III. — THE PASSING OF THE BLESSED VIRGIN OUT OF THIS WORLD.
After the Ascension of her Divine Son, Mary remained, indeed, willingly on this earth, knowing that such was the will of God, but she could not but feel the pain of being far from the sight of her beloved Son. Hence she was sending up continual sighs to her Lord, saying with the Psalmist: Who will give me wings like a dove, and I will fly away and be at rest?
Let us now consider how Mary’s blessed death took place.
After the Ascension of Jesus Christ, she remained on earth to attend to the propagation of the Faith. Hence the disciples of our Lord had recourse to her, and she solved their doubts, comforted them in their persecutions, and encouraged them to labour for the Divine glory and the salvation of redeemed souls. She willingly remained on earth, knowing that such was the will of God, for the good of the Church; but she could not but feel the pain of being far from the presence and sight of her beloved Son, Who had ascended to Heaven. Where your treasure is, there will your heart be also (Luke xii. 34), said the Redeemer. Where any one believes his treasure and his happiness to be, there he always holds the love and desires of his heart fixed. If Mary, then, loved no other good than Jesus, He being in Heaven, all her desires were in Heaven.
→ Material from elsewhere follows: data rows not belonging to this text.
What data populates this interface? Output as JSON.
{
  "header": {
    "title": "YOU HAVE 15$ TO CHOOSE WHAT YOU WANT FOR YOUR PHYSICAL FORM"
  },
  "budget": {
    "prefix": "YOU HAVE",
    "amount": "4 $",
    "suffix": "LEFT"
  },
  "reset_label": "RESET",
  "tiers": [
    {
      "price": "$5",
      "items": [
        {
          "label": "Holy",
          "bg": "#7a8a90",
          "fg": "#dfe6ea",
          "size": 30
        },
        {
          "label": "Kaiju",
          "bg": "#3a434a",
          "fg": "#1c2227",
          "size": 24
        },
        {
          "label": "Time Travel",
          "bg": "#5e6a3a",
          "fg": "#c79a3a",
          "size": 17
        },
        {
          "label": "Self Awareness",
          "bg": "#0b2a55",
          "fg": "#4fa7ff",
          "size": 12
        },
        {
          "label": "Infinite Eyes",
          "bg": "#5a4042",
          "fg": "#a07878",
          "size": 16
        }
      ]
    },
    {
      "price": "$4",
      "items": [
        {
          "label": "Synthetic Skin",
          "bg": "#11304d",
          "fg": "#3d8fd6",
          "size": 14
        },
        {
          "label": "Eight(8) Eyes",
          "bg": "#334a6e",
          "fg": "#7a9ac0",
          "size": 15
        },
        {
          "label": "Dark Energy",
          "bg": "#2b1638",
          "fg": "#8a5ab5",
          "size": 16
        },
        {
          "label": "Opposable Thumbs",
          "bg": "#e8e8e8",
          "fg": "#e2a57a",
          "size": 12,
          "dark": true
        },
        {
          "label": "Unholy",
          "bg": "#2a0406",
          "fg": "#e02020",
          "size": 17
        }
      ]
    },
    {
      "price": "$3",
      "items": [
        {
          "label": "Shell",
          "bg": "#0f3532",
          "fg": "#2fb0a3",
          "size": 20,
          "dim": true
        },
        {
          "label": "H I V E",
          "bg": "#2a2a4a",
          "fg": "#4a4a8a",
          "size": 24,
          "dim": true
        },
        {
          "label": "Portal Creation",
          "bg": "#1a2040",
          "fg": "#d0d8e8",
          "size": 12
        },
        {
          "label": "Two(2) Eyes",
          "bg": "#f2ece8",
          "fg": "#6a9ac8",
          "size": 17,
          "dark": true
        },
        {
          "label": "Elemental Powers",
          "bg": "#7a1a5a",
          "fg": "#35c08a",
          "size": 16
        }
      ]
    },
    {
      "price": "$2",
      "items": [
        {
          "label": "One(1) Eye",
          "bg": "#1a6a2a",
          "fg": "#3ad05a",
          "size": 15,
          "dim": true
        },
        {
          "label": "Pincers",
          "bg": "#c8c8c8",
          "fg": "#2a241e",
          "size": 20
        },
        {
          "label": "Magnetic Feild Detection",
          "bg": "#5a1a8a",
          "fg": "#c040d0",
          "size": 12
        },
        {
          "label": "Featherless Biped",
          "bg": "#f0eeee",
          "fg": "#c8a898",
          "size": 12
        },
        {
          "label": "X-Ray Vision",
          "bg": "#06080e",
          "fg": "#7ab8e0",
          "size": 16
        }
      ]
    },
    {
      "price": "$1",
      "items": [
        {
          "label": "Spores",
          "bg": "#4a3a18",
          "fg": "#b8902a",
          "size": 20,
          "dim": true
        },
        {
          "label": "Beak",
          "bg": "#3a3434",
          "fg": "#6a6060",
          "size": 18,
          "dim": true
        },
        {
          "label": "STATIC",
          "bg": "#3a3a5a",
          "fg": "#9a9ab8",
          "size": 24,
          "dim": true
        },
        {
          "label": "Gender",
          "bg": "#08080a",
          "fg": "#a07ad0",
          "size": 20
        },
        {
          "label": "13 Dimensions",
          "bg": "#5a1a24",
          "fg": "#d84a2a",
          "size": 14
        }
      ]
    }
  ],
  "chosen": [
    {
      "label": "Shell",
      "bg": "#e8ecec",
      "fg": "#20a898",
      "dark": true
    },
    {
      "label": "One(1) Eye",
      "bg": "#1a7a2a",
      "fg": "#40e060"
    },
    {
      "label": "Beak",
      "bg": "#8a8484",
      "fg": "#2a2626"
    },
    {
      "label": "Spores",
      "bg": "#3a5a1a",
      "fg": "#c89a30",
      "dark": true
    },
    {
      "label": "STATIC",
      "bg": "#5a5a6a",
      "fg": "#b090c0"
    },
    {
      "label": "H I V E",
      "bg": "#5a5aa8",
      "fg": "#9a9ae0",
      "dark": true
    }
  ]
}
Tauler says that Heaven was the dwelling-place of the most Blessed Virgin Mary; for, being there with all her desires and affections, she made it her continual abode. Her school was eternity; for she was always detached and free from temporal possessions. Her teacher was Divine Truth; for her whole life was guided by this alone. Her book was the purity of her own conscience, in which she always found occasion to rejoice in the Lord. Her mirror was the Divinity; for she never admitted any representations into her soul but such as were transformed into and clothed with God, that so she might always conform herself to His will. Her ornament was devotion; for she attended solely to her interior sanctification, and was always ready to fulfil the Divine commands. Her repose was union with God; for He alone was her treasure and the resting-place of her heart.
The most holy Virgin consoled her loving heart during this painful separation by visiting, as it is related, the Holy Places of Palestine, where her Son had been during His life. She frequently visited — at one time the Stable at Bethlehem, where her Son was born; at another, the Workshop of Nazareth, where her Son had lived so many years poor and despised; now the Garden of Gethsemanai, where her Son began His Passion; then the Praetorium of Pilate, where He was scourged, and the spot on which He was crowned with thorns; but she visited most frequently the Mount of Calvary, where her Son expired; and the Holy Sepulchre in which she had finally left Him: thus did the most loving Mother soothe the pains of her cruel exile. But this could not be sufficient to satisfy her heart, which was unable to find perfect repose in this world. Hence she was continually sending up sighs to her Lord, exclaiming with David: Who will give me wings like a dove, and I will fly and be at rest? (Ps. liv. 7). Who will give me wings like a dove, that I may fly to my God, and there find my repose? As the heart panteth after the fountains of water: so my soul panteth after thee, O God (Ps. xli. 1). As the wounded stag pants for the fountain, so does my soul, wounded by Thy love, O my God, desire and sigh after Thee.
Yes, indeed, the sighs of this holy turtle-dove could not but deeply penetrate the Heart of her God, Who indeed so tenderly loved her. The voice of the turtle is heard in our land (Cant. ii. 12). Wherefore being unwilling to defer any longer the so-much-desired consolation of His beloved, behold, He graciously hears her desire, and calls her to His kingdom.